SALT LAKE CITY -- Two men pleaded guilty to securities fraud and money laundering in connection with a multimillion dollar investment scheme.
The men gained the trust of investors, getting them to convert their traditional IRA's to a self-directed account where their investment money was supposed to support a real estate project in Vernal, Utah.
The scam occurred over more than four years, between 2006 and 2010. Martin Pool, of Atlanta, and Armand Franquelin, of Liberty, Utah, got victims to invest in their company, The Elva Group.

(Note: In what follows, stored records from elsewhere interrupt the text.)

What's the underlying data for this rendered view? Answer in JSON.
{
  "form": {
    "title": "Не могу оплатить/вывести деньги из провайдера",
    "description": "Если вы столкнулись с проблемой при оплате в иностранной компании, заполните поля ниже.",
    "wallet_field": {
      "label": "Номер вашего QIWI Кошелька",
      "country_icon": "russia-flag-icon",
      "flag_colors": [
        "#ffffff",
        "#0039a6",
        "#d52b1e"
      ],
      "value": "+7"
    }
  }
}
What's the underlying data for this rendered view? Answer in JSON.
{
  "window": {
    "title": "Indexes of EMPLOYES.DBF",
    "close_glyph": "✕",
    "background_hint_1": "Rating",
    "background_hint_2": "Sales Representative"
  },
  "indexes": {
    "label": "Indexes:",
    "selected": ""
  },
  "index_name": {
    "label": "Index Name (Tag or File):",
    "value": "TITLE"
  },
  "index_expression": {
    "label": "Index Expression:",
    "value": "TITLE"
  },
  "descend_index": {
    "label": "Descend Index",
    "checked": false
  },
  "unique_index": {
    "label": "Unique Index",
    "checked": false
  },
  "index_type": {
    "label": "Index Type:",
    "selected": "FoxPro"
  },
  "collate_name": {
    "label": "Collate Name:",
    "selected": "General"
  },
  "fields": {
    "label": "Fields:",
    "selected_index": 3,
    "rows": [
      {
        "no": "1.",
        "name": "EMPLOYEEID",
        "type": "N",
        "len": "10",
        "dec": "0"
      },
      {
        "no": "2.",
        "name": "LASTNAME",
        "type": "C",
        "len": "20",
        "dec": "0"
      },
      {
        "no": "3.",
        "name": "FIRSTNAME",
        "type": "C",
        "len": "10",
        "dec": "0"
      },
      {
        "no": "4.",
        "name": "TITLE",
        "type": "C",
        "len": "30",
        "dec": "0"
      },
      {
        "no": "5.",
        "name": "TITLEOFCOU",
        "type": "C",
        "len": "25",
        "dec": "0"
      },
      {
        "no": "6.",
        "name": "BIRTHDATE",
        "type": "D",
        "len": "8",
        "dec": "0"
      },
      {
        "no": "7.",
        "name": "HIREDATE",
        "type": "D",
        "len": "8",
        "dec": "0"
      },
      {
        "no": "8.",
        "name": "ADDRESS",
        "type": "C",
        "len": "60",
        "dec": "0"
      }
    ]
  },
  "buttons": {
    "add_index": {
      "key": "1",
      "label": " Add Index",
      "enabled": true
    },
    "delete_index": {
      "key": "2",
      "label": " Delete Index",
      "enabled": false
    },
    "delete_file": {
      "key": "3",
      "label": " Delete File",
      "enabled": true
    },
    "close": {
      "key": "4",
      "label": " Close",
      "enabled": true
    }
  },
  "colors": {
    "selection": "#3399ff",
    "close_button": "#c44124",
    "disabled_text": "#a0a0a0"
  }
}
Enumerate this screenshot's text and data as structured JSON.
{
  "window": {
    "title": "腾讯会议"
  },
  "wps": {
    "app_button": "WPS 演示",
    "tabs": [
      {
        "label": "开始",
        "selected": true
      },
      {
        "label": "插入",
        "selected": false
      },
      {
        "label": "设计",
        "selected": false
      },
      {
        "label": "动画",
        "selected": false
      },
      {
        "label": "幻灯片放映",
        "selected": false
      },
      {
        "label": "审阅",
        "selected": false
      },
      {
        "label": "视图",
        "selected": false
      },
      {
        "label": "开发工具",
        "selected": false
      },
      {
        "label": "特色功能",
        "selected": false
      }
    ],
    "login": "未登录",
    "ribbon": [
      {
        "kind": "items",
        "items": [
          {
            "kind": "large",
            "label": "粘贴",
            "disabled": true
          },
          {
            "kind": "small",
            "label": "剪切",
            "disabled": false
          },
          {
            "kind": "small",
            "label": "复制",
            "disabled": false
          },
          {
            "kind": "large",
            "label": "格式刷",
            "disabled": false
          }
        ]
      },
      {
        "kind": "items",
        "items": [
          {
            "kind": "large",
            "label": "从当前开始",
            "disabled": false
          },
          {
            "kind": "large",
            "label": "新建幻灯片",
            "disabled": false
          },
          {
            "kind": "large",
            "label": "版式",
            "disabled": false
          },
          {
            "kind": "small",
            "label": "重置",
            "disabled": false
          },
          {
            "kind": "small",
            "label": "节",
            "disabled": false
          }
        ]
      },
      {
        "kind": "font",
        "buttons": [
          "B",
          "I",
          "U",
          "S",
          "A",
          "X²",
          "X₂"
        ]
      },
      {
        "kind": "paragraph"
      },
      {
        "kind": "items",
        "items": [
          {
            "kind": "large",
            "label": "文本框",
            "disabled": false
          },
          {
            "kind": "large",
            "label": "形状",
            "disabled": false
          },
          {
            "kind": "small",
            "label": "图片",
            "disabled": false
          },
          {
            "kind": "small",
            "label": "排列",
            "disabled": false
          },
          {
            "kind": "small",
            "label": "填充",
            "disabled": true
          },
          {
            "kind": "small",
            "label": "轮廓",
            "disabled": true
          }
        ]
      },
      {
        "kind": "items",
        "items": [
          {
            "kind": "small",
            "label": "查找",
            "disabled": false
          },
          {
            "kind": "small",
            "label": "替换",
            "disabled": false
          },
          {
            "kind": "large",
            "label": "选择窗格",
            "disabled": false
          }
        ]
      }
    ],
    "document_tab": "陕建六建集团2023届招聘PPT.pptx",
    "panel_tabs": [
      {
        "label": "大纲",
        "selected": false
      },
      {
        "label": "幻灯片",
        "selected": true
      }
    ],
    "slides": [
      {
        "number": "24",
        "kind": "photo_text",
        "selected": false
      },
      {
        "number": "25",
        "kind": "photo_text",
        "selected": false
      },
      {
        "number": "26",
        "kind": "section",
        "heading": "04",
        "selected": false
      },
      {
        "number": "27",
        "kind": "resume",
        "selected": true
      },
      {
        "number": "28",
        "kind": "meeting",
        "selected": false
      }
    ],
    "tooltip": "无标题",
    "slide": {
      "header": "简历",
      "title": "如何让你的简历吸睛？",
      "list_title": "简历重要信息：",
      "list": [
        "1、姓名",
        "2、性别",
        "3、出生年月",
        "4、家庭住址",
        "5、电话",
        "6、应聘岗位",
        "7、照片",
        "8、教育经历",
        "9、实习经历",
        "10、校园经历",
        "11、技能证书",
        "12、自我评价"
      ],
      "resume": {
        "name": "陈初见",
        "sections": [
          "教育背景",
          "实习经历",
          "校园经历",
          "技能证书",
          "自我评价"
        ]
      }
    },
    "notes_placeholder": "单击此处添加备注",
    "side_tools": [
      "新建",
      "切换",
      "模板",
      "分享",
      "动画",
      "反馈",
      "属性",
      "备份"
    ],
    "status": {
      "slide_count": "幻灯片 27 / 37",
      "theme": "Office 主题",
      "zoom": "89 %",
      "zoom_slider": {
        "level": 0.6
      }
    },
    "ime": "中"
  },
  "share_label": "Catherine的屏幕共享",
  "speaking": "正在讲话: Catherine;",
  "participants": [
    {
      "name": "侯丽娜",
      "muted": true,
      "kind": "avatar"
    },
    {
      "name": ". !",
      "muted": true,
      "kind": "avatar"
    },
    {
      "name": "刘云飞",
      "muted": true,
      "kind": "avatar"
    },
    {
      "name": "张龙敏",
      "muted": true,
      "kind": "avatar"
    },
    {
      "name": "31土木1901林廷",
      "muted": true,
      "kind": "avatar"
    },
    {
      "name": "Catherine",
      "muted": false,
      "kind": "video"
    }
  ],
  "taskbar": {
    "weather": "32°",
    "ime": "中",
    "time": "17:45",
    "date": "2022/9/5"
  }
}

In return for their retirement case, the victims received promissory notes promising annual returns of between eight and 20 percent.
Instead, Pool and Franquelin were paying off investors from a previous Ponzi scheme they had perpetrated on another set of victims.
As part of the plea agreement, Pool and Franquelin agreed to pay restitution of over $9 million to the victims of the fraud.
The defendants agreed to their peal deal last week and both face possible prison time.
The IRS said this is just another warning to folks out there that if it sounds too good to be true, it probably is.
"In this regard, I think people here, especially in Utah, seem to be far more trusting than they ought to be, whether it's somebody from their church or a friend or their work even, they need to do due diligence," said Virginia Keys, IRS special agent. "Promissory notes aren't how you give your money to get your investments, that's not... it doesn't make any sense."
Pool and Franquelin appear to have scammed people mainly in Utah and Alabama. Both men are set to be sentenced this summer.